KK: Are you a fan of the horror genre?
DJ:Not so much a fan of horror genre. Classics? Yes. Blood and guts? Not so much. Gratuitous gore is not my thing so much. But if gore is part of the story that going somewhere that has a redeeming quality to it, with characters that I care about, then yes, I love that. The kind of horror that I’ve been involved with, are stories I love watching. I loved my episode of Fear Itself. I loved the writing; I loved the relationships in that story. I love Larry Fessenden as a director.
I loved my episode of Buffy the Vampire Slayer. Josh Whedon is a genius. What he put together with the “Hush” episode was daring and innovative, with doing over half the episode in silence. The Buffy characters was already established and I loved being part of their world for an episode.
In movies like Pan’s Labyrinth, they are artful and hopeful and reflective of all the monsters that we have in our own childhoods. Here we’re watching this little girl going through hers, with an element of horror to it. There was some blood and guts in that movie. Yes. But the reality of that movie was the horrific part of it really. So that kind of stuff, absolutely. I love it. It’s a genre that’s been good to me. And the fans have been very, very good to me. So when coming to a place like HorrorHound Weekend here, it’s nice for me to come here and have access to the people who bought the stuff I’ve been in over the years. I love.
KK: Thank you for coming out. It’s always great for fans to have the chance to meet people face to face. And especially people like you, since we don’t normally see your face. So thank you.
DJ: Well thank you for looking at my face and thinking I’m not scary.
KK: Not at all!
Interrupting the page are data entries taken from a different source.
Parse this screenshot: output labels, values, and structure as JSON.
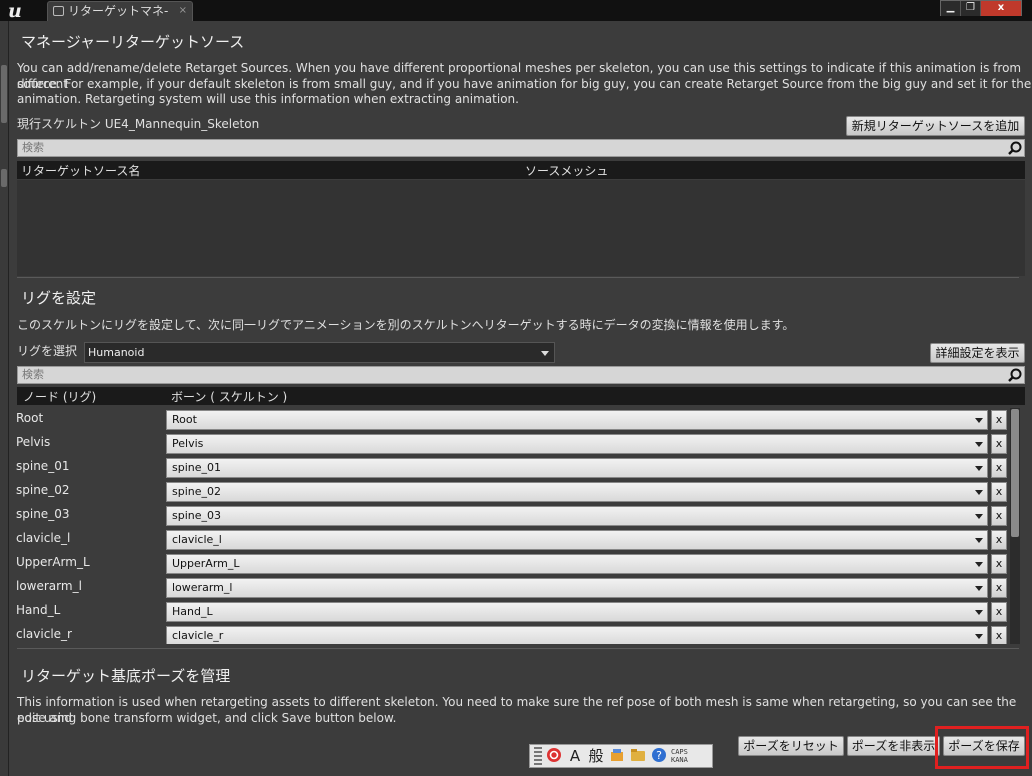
{
  "window": {
    "tab_title": "リターゲットマネ-",
    "tab_close": "×",
    "minimize": "▁",
    "restore": "❐",
    "close": "x"
  },
  "retarget_source": {
    "title": "マネージャーリターゲットソース",
    "description_1": "You can add/rename/delete Retarget Sources. When you have different proportional meshes per skeleton, you can use this settings to indicate if this animation is from different",
    "description_2": "source. For example, if your default skeleton is from small guy, and if you have animation for big guy, you can create Retarget Source from the big guy and set it for the",
    "description_3": "animation. Retargeting system will use this information when extracting animation.",
    "current_skeleton_label": "現行スケルトン UE4_Mannequin_Skeleton",
    "add_button": "新規リターゲットソースを追加",
    "search_placeholder": "検索",
    "columns": [
      "リターゲットソース名",
      "ソースメッシュ"
    ]
  },
  "rig": {
    "title": "リグを設定",
    "description": "このスケルトンにリグを設定して、次に同一リグでアニメーションを別のスケルトンへリターゲットする時にデータの変換に情報を使用します。",
    "select_label": "リグを選択",
    "selected_rig": "Humanoid",
    "advanced_button": "詳細設定を表示",
    "search_placeholder": "検索",
    "columns": [
      "ノード (リグ)",
      "ボーン ( スケルトン )"
    ],
    "remove_label": "x",
    "rows": [
      {
        "node": "Root",
        "bone": "Root"
      },
      {
        "node": "Pelvis",
        "bone": "Pelvis"
      },
      {
        "node": "spine_01",
        "bone": "spine_01"
      },
      {
        "node": "spine_02",
        "bone": "spine_02"
      },
      {
        "node": "spine_03",
        "bone": "spine_03"
      },
      {
        "node": "clavicle_l",
        "bone": "clavicle_l"
      },
      {
        "node": "UpperArm_L",
        "bone": "UpperArm_L"
      },
      {
        "node": "lowerarm_l",
        "bone": "lowerarm_l"
      },
      {
        "node": "Hand_L",
        "bone": "Hand_L"
      },
      {
        "node": "clavicle_r",
        "bone": "clavicle_r"
      }
    ]
  },
  "base_pose": {
    "title": "リターゲット基底ポーズを管理",
    "description_1": "This information is used when retargeting assets to different skeleton. You need to make sure the ref pose of both mesh is same when retargeting, so you can see the pose and",
    "description_2": "edit using bone transform widget, and click Save button below.",
    "reset_button": "ポーズをリセット",
    "hide_button": "ポーズを非表示",
    "save_button": "ポーズを保存"
  },
  "ime_bar": {
    "mode": "A",
    "general": "般",
    "help": "?",
    "caps": "CAPS",
    "kana": "KANA"
  },
  "colors": {
    "highlight": "#e02020",
    "panel": "#3c3c3c",
    "header": "#1a1a1a"
  }
}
Thank you for taking the time and talking with us.
DJ: Absolutely. Thank you for having me.